* **Data**
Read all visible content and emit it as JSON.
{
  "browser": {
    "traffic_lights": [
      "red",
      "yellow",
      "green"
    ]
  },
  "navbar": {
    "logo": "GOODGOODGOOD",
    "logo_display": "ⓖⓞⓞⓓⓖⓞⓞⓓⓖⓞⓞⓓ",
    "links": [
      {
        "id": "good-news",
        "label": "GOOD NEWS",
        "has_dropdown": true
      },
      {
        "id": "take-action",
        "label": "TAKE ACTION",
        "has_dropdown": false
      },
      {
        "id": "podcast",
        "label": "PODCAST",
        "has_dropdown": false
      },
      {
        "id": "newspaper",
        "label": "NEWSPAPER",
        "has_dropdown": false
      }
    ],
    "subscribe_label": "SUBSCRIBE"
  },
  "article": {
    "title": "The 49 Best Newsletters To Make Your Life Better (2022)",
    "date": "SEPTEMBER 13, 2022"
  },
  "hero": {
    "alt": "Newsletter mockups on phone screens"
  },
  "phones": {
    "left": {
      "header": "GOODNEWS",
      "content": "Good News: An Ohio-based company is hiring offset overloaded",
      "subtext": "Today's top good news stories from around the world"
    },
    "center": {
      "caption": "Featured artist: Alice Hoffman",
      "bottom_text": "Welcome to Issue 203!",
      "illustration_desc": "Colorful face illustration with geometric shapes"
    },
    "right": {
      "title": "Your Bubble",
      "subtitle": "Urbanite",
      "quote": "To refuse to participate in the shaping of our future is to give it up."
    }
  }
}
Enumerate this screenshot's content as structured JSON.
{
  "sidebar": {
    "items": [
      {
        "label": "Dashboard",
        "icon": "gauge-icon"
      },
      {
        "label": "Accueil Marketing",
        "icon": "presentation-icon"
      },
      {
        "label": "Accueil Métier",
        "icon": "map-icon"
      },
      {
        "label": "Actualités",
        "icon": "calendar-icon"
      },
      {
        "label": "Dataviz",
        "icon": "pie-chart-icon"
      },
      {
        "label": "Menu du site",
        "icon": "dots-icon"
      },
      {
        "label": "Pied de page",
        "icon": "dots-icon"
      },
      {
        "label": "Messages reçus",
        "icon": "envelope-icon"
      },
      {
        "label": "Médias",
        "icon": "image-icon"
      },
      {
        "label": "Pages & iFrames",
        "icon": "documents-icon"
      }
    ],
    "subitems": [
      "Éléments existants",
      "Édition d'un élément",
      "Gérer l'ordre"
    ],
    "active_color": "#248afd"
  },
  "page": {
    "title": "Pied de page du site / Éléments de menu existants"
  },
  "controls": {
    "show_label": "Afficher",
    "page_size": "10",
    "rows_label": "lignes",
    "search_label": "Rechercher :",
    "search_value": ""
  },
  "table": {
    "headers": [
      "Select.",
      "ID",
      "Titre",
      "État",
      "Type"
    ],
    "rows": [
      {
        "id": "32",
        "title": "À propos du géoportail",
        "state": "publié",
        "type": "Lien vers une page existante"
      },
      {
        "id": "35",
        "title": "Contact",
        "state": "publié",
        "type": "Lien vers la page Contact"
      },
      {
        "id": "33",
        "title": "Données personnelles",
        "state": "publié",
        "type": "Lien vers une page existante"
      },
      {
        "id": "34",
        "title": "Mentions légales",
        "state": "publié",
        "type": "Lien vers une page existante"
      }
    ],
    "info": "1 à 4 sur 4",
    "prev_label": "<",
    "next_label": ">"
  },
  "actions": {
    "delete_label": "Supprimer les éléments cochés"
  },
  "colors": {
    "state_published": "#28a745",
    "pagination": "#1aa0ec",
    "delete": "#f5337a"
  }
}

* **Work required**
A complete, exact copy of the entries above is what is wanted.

* **Completed task**
Read all visible content and emit it as JSON.
{
  "browser": {
    "traffic_lights": [
      "red",
      "yellow",
      "green"
    ]
  },
  "navbar": {
    "logo": "GOODGOODGOOD",
    "logo_display": "ⓖⓞⓞⓓⓖⓞⓞⓓⓖⓞⓞⓓ",
    "links": [
      {
        "id": "good-news",
        "label": "GOOD NEWS",
        "has_dropdown": true
      },
      {
        "id": "take-action",
        "label": "TAKE ACTION",
        "has_dropdown": false
      },
      {
        "id": "podcast",
        "label": "PODCAST",
        "has_dropdown": false
      },
      {
        "id": "newspaper",
        "label": "NEWSPAPER",
        "has_dropdown": false
      }
    ],
    "subscribe_label": "SUBSCRIBE"
  },
  "article": {
    "title": "The 49 Best Newsletters To Make Your Life Better (2022)",
    "date": "SEPTEMBER 13, 2022"
  },
  "hero": {
    "alt": "Newsletter mockups on phone screens"
  },
  "phones": {
    "left": {
      "header": "GOODNEWS",
      "content": "Good News: An Ohio-based company is hiring offset overloaded",
      "subtext": "Today's top good news stories from around the world"
    },
    "center": {
      "caption": "Featured artist: Alice Hoffman",
      "bottom_text": "Welcome to Issue 203!",
      "illustration_desc": "Colorful face illustration with geometric shapes"
    },
    "right": {
      "title": "Your Bubble",
      "subtitle": "Urbanite",
      "quote": "To refuse to participate in the shaping of our future is to give it up."
    }
  }
}
Enumerate this screenshot's content as structured JSON.
{
  "sidebar": {
    "items": [
      {
        "label": "Dashboard",
        "icon": "gauge-icon"
      },
      {
        "label": "Accueil Marketing",
        "icon": "presentation-icon"
      },
      {
        "label": "Accueil Métier",
        "icon": "map-icon"
      },
      {
        "label": "Actualités",
        "icon": "calendar-icon"
      },
      {
        "label": "Dataviz",
        "icon": "pie-chart-icon"
      },
      {
        "label": "Menu du site",
        "icon": "dots-icon"
      },
      {
        "label": "Pied de page",
        "icon": "dots-icon"
      },
      {
        "label": "Messages reçus",
        "icon": "envelope-icon"
      },
      {
        "label": "Médias",
        "icon": "image-icon"
      },
      {
        "label": "Pages & iFrames",
        "icon": "documents-icon"
      }
    ],
    "subitems": [
      "Éléments existants",
      "Édition d'un élément",
      "Gérer l'ordre"
    ],
    "active_color": "#248afd"
  },
  "page": {
    "title": "Pied de page du site / Éléments de menu existants"
  },
  "controls": {
    "show_label": "Afficher",
    "page_size": "10",
    "rows_label": "lignes",
    "search_label": "Rechercher :",
    "search_value": ""
  },
  "table": {
    "headers": [
      "Select.",
      "ID",
      "Titre",
      "État",
      "Type"
    ],
    "rows": [
      {
        "id": "32",
        "title": "À propos du géoportail",
        "state": "publié",
        "type": "Lien vers une page existante"
      },
      {
        "id": "35",
        "title": "Contact",
        "state": "publié",
        "type": "Lien vers la page Contact"
      },
      {
        "id": "33",
        "title": "Données personnelles",
        "state": "publié",
        "type": "Lien vers une page existante"
      },
      {
        "id": "34",
        "title": "Mentions légales",
        "state": "publié",
        "type": "Lien vers une page existante"
      }
    ],
    "info": "1 à 4 sur 4",
    "prev_label": "<",
    "next_label": ">"
  },
  "actions": {
    "delete_label": "Supprimer les éléments cochés"
  },
  "colors": {
    "state_published": "#28a745",
    "pagination": "#1aa0ec",
    "delete": "#f5337a"
  }
}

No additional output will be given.